I’ve been working at Splunk on our cloud-based product, Splunk Storm, and have been finding new and different things to log and analyze with the service we’ve built. Shortly before Fleet Week 2012, Greg Albrecht came up with the idea of monitoring the roar of jet engines. He’s got a great write up of the whole side-project: Blue Angels Flyover Detection Using Splunk.
I used a Raspberry Pi with a Zoom H2 Recorder that can be used as a USB microphone. I left it setup by the window with it streaming data to our shared free project on Splunk Storm. We wondered at first whether we’d be able to reliably detect the jets since we had no way of testing before Fleet Week. Surprised that none of my friends owned fighter jets? Yeah, me too. But as you can see from the screenshots on Greg’s page of reports generated with Splunk, they weres pretty easy to detect.
I know the holidays are almost over (we still have my birthday!) but I had to share this video of Chris Marion’s latest revision of Fire Hero 3. I’ve been chatting with Chris off an on over the last 2 years about fire art, and how Interpretive Arson/Ardent Heavy Industries has gone about building and running our stuff safely and legally at events.
He goes into great detail on how he built a lot of the system which includes six flame effects that react to guitar playing and two 100ft flame cannons for even more fire. All the plumbing and accumulators are controlled by an Arduino Mega and a RaspberryPi with a custom built server and communication protocol (written in python).
The Python host software is made up of a series of algorithms designed to perform intelligent chord-detection, as well as detect single notes and place them appropriately. The software memorizes all the chord progressions of a particular song as the guitarist plays in order to ensure consistent output for each chord.

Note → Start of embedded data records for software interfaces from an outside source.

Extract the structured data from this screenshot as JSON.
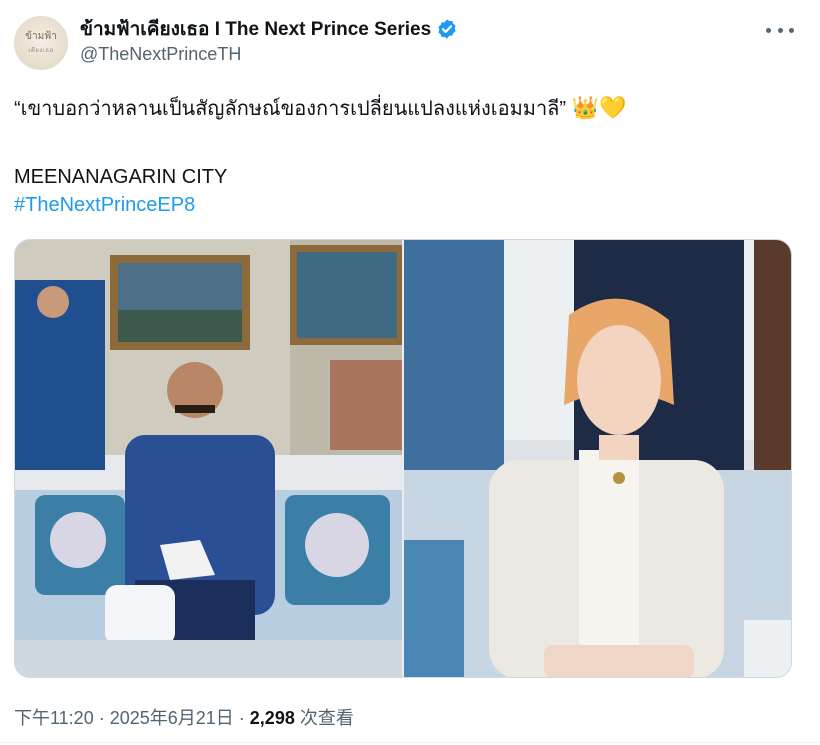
{
  "author": {
    "avatar_text": "ข้ามฟ้า",
    "avatar_subtext": "เคียงเธอ",
    "display_name": "ข้ามฟ้าเคียงเธอ I The Next Prince Series",
    "handle": "@TheNextPrinceTH",
    "verified_color": "#1d9bf0"
  },
  "tweet": {
    "quote_line": "“เขาบอกว่าหลานเป็นสัญลักษณ์ของการเปลี่ยนแปลงแห่งเอมมาลี”",
    "emojis": "👑💛",
    "location_line": "MEENANAGARIN CITY",
    "hashtag": "#TheNextPrinceEP8"
  },
  "meta": {
    "time": "下午11:20",
    "sep1": " · ",
    "date": "2025年6月21日",
    "sep2": " · ",
    "views_count": "2,298",
    "views_label": " 次查看"
  },
  "colors": {
    "link": "#1d9bf0",
    "secondary_text": "#536471",
    "primary_text": "#0f1419"
  }
}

The system is designed specifically for live music performances. I’m hoping it gets booked for a show nearby so I can check it out in person.